But some cities, like Washington D.C., have figured out ways for Uber and taxicabs to co-exist.
As for the fast-growing “ride-sharing” startups like Lyft and Sidecar, which allow people to use their personal vehicles to shuttle passengers around (Uber’s “UberX” service falls into this category), they told us that while they think Portland would be a great fit, neither has plans to launch in the Rose City anytime soon. Three hours north up Interstate-5, those companies are waiting to see how Seattle decides to regulate them.

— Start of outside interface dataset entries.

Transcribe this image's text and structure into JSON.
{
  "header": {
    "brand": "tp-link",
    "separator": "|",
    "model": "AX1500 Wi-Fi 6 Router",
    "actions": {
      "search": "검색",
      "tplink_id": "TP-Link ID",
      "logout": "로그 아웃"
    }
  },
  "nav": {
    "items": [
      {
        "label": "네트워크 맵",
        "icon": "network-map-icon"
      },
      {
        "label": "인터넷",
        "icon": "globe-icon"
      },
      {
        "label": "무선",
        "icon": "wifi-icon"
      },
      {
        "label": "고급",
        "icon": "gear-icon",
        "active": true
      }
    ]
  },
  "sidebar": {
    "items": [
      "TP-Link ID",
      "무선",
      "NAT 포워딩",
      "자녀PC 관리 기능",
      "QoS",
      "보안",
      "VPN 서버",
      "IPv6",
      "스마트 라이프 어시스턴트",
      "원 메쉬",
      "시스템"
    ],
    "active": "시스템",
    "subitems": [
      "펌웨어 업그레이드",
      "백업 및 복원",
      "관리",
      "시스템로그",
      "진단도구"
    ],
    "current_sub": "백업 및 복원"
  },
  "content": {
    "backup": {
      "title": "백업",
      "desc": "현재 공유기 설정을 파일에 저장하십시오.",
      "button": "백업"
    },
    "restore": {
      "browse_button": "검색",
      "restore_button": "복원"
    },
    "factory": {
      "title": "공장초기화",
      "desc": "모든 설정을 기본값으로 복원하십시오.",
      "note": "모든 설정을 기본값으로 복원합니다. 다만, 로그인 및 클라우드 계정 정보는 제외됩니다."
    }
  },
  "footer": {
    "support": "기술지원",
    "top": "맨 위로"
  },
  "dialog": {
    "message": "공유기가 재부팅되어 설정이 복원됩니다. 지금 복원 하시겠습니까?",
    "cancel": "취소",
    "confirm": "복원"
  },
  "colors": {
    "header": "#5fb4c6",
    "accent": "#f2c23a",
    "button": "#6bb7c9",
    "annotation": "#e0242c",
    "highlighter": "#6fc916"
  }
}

After making their official recommendation to the Portland City Council, Butler said that the Private-For-Hire Transportation Board will explore updates to city code that may account for new technologies and “help guide companies like Uber in terms of what they need to do in order to operate in Portland.” The Board will examine model regulations issued earlier this year by the International Association of Transportation Regulators — but Uber has made it clear that it’s not a fan of those rules.
“They are a tried-and-true model of anti-competitive and collusive policymaking,” Uber’s Owens wrote of IATR’s proposed regulations. “They are a model of serving producers instead of consumers. And they are an excellent model for cities looking to find themselves on the wrong side of history.”
Butler said that Portland is open to companies like Uber, but wants to make sure everyone is playing by the same rules.
“Our whole goal is to come up with some standards that will allow Uber to come in, as long as they are willing to follow the rules,” she said. “I think it would be much better if they would just try and work a little bit with the regulators to understand perspective. That’s up to them.”